It turns out there's a bigger problem: objections from all those people who didn't bid of a TLD, including everything from private individuals to ICANN's own Government Advisory Committee (GAC). The flood of objections has been so great that in April ICANN said the objections would delay the rollout of the first new TLDs from June to August. Now observers think the organization will miss the August target too.
Some of those objections carry more weight than others. For example, the ICANN GAC said last month that it was worried about certain proposed TLDs that have religious or geographical meaning. Result: The GAC advised the ICANN board to hold off on Amazon's registrations for .amazon, as well as the Chinese and Japanese versions of the name.
The GAC also listed about 180 proposed vanity domains, including retail-related TLDs such as .book, .toys and .sale, that it said should have special restrictions. And it listed 61 TLDs that it said are generic even though the applicants want complete control of the domains—including .grocery, which Walmart and Safeway (NYSE:SWY) are fighting over.
In addition, the GAC recommended that the ICANN board rethink the idea of letting different applicants have singular and plural versions of the same TLD—in other words, OKing both .book and .books. For some reason, ICANN's board still thinks that won't cause confusion.
Last Thursday (May 16), the Association of National Advertisers (ANA) added its objections to the mix, arguing that ICANN shouldn't be approving any new TLDs until it has made sure there are sufficient protections in place for trademarks and brand names, and that registrars are accredited for that kind of protection before any of the new TLDs are approved. (ANA also pointed out that allowing both .book and .books was a very bad idea.)
A lot of what the GAC, the ANA and other objectors are saying sounds like just common sense.

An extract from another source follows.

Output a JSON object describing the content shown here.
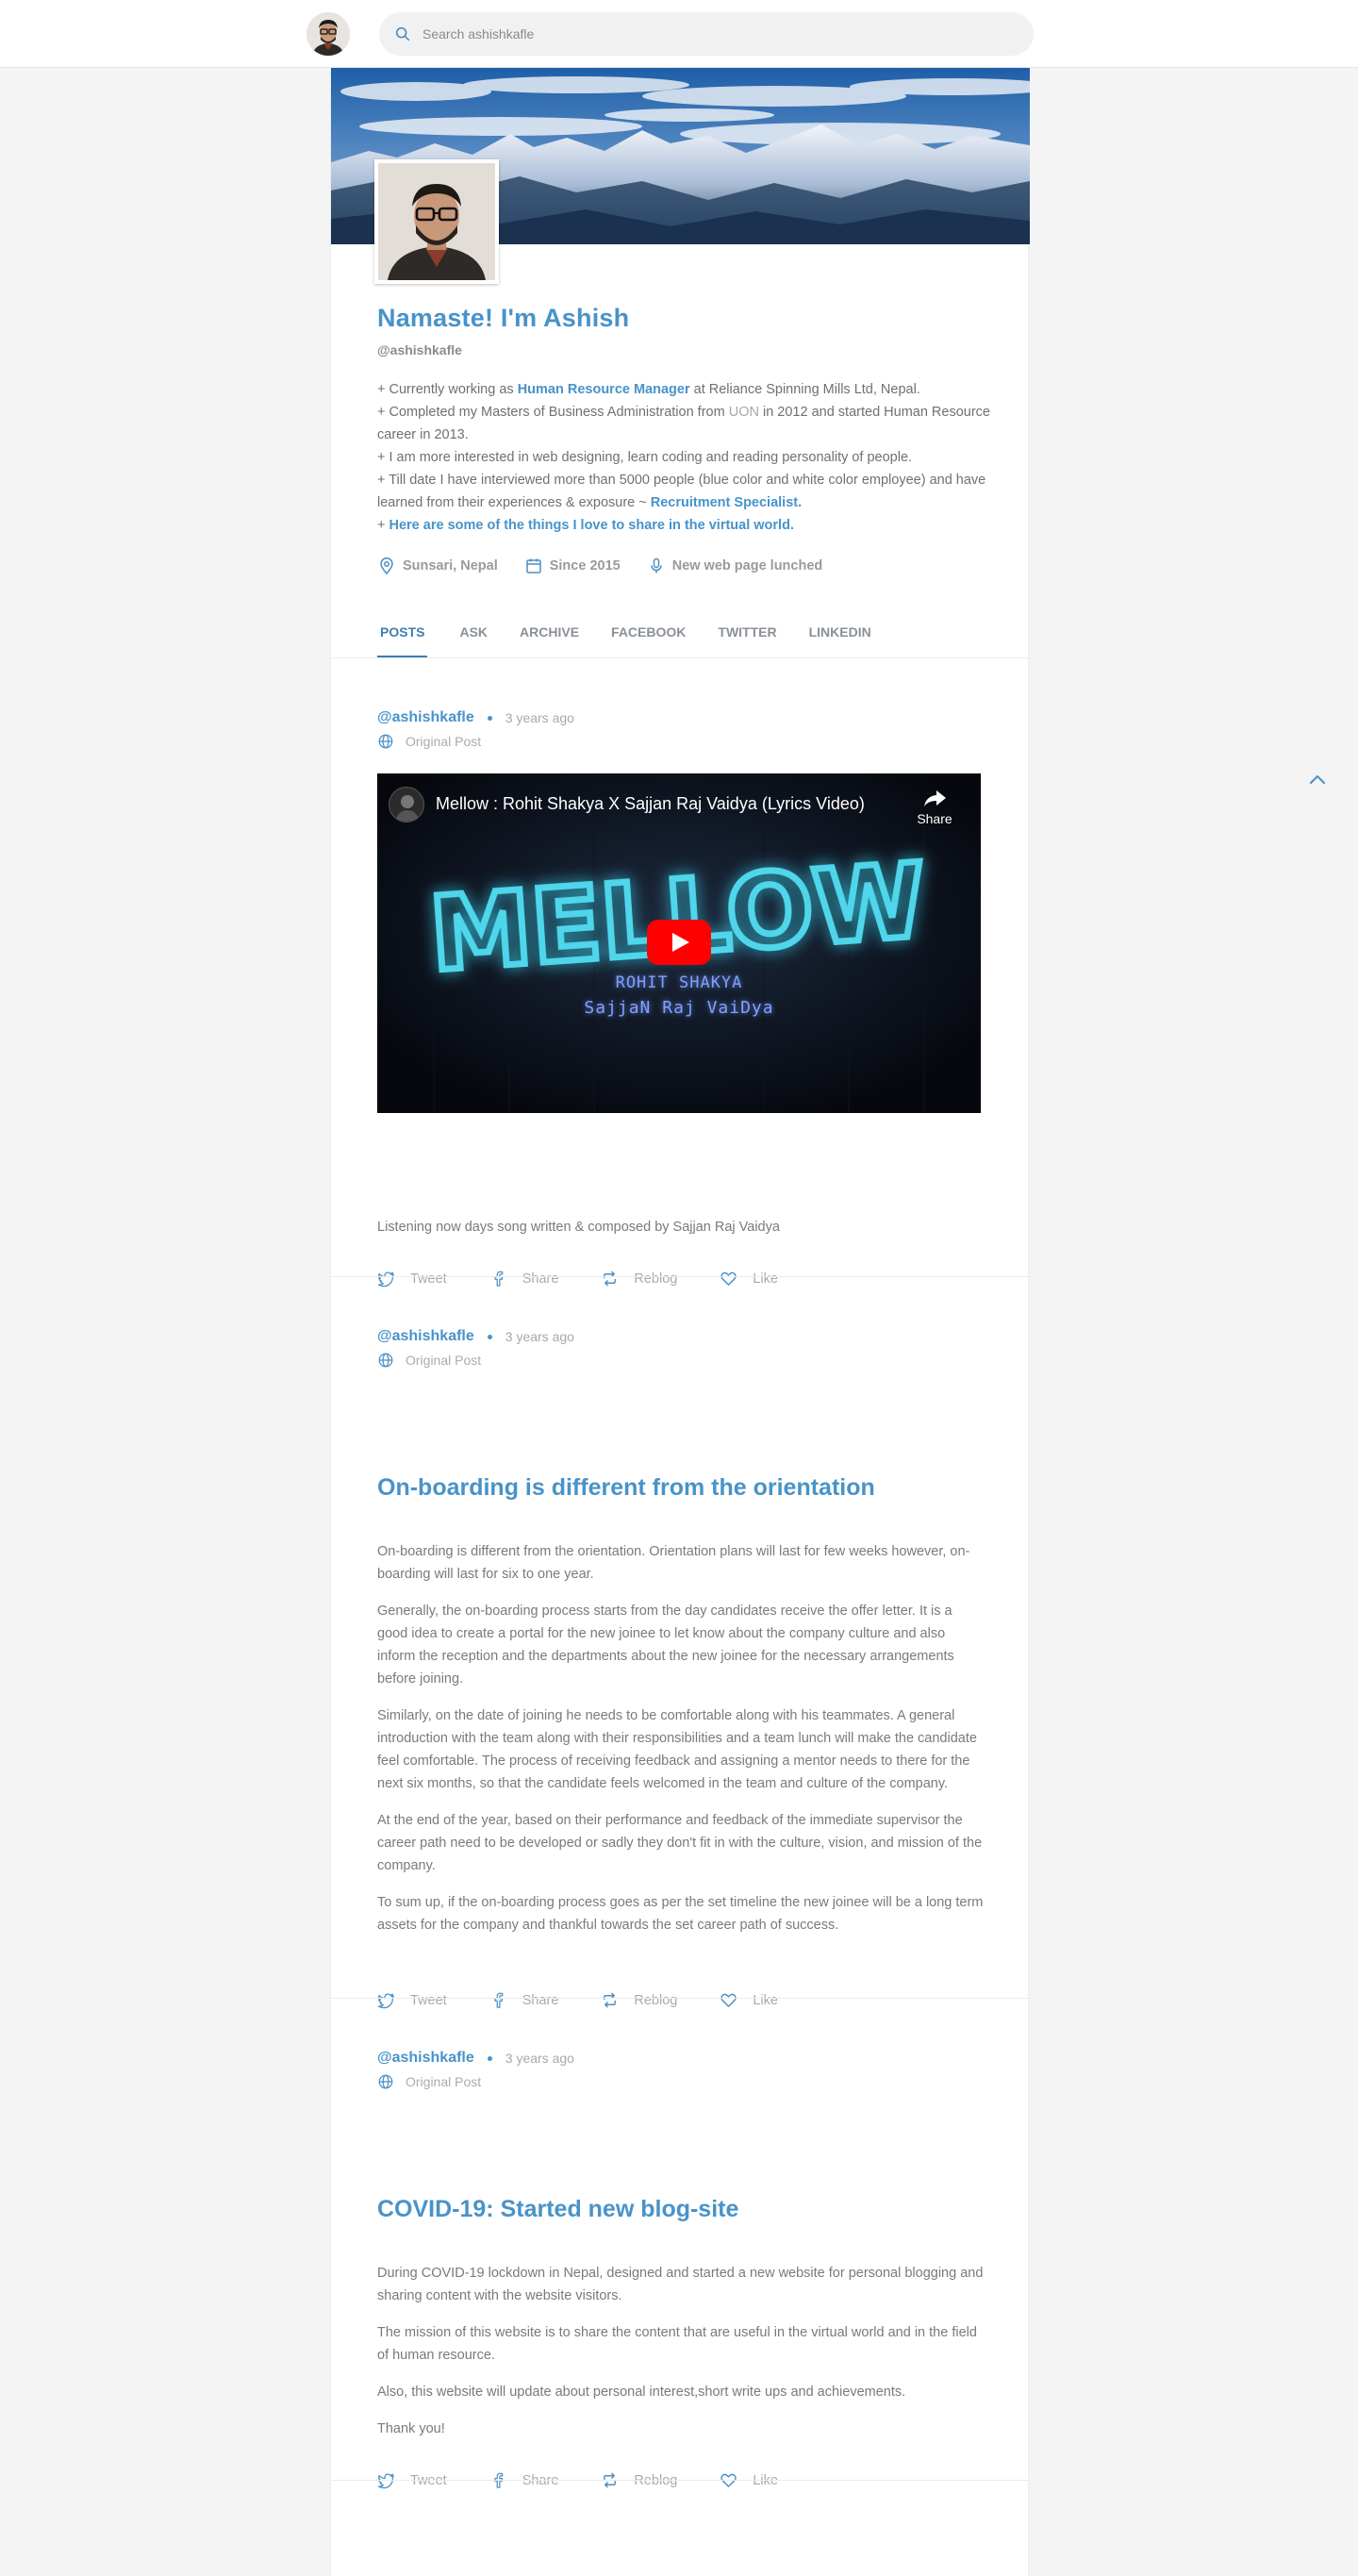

But for some reason, no one at ICANN thought there would be a problem with .book, .toys, .flowers, .food, .grocery, .shop or .store being tied up for exclusive use by one retailer (and those are just the most obviously retail-oriented TLDs that the applicants want exclusive use for).
In practical terms, that means the major retailers who committed hundreds of thousands (or in some cases tens of millions) of dollars to play the vanity domain game—including Walmart, Safeway, Amazon, Macy's (NYSE:M), Gap (NYSE:GPS), TJX (NYSE:TJX), Home Depot (NYSE:HD), Tiffany (NYSE:TIF), Apple (NASDAQ:AAPL), Target (NYSE:TGT), JCPenney (NYSE:JCP), Best Buy (NYSE:BBY), McDonald's (NYSE:MCD), Staples (NASDAQ:SPLS) and Polo (NYSE:RL)—are now waiting indefinitely to find out how the rules will be changed.